teamLab is an award-winning group of “ultra-technologists” working with digital experiential media. Its previous projects include a remarkable high school musical, an amazing digital mural of Tokyo at the Skytree, smart clothes hangers in a department store in Shibuya, and many more. This Shadow Dance and Shadowgraph video from early 2011 was a hit, not least because it seemed to adhere to everything we love about Japan — samurai swords and technology!
teamLab already has a florally-themed installation, “Time-blossoming Flowers”, at the new KITTE department store in Marunouchi.
“Infinity of Flowers” will run from September 13th to September 28th at the third-floor event space at Gucci Shinjuku. Entry is free.
Was this inevitable? The fashion doll series Blythe and otaku idol character Hatsune Miku have got together.
While Blythe is now licensed by Hasbro and originally American, the dolls with oversized heads are popular in Japan. The doll starred in a TV commercial for the department store Parco in 2000 and Takara made new editions of the dolls in 2001.
The new Hatsune Miku Meets Blythe: Eclectic Super Idol doll was put on pre-order on Junie Moon, a shop on the Rakuten platform, from 12pm on September 5th and immediately sold out. They then went on pre-order on the Takara Tomy online store yesterday and not surprisingly also sold out.
The limited edition doll is priced ¥20,000 (nearly $200) plus tax and if you are lucky enough to get your hands on one, expect it to shop in early February 2015.
The Hatsune Miku Meets Blythe: Eclectic Super Idol doll features a tie, ribbons, a skirt and boots, and Miku’s trademark turquoise hair.
What do you think? Cute? Weird? Or both?
It’s far from the first time that the idol has become a physical doll, though. Pullip Dolls previously created a 12-inch doll of the Vocaloid star.
New from Kingyo Books, “Toy Tokyo” features “the work of several photographers who are either from, or are shooting in Japan. While generic, commercial, travel photography based on stock has become the norm, ‘Toy Tokyo’ captures the exhilaration of travel photography and life on the road, in one of the world’s most intense locations.”
Photographers included in the book are: Frederic LeBain, Takeshi Suga, Cory Lum, Taiju Fubuki, Yusuke Abico, Genqui Numata, Hodachrome, Jorge Sato, Michael Feather, Katherine Oktober Matthews, Leo Berne, Kevin Meredith, Tommy Oshima, GHST WORLD, Kevin Meredith, Rei Sato, Paolo Patrizi, Sean Lotman, Jorge Sato, Remo Camerota, Michael Lyons, Martin Cheung, and Naga.Design by Cakefortiger.
You can read comments from some of the contributing lo-fi photographers over on GUP Magazine.
For example, here is what Michael Feather (responsible for the image below) says: “The reason I went with the pinhole is partly because commercial work is mostly digital, so to get away from that aspect, and with digital now, and iPhone and smart phones, we can shoot anything any time and stick a filter on it. You are playing around. You don’t start out with an actual vision, you just snap away. Whereas, when you start using something like a pinhole, with film, you start to think about what you are doing. You have made a conscious decision at the start.”

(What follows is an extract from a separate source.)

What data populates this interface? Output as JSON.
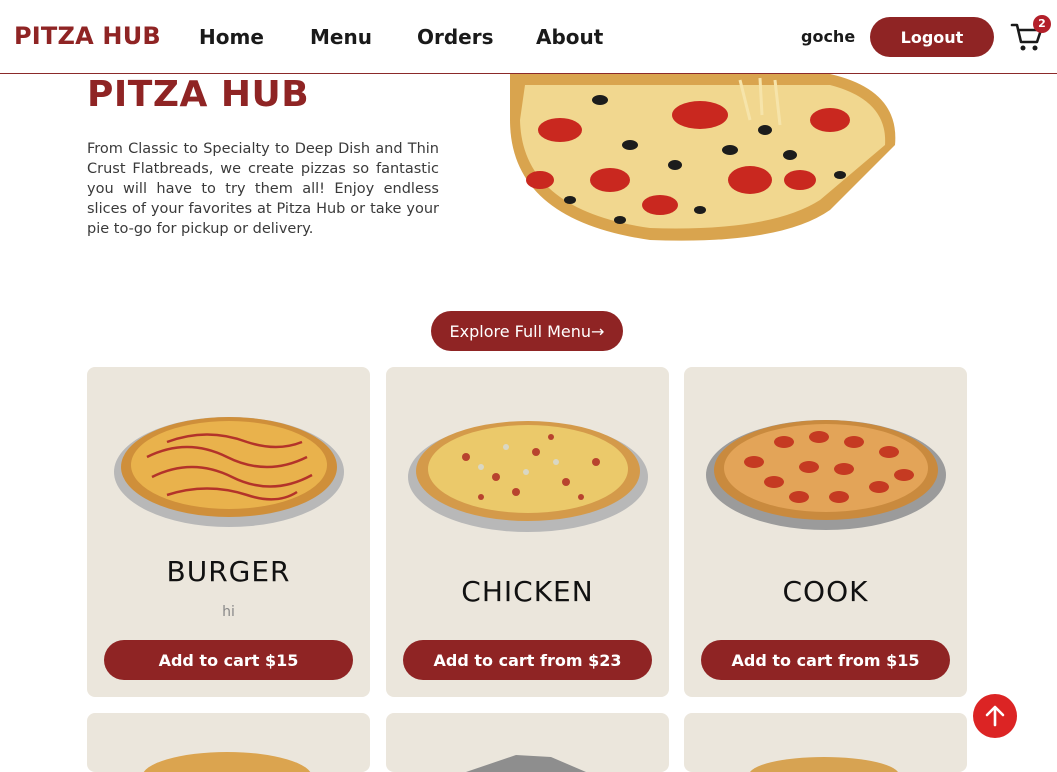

“Toy Tokyo” is promised as the first in a series of location-specific toy camera photography books. It is available for $30 from Kingyo Books.
Australia-born Okazaki is the author of other coffee table books like “Kimono Now”, “Wabori” (on traditional Japanese tattoos) and “Kicks Japan” (about street culture and sneakers).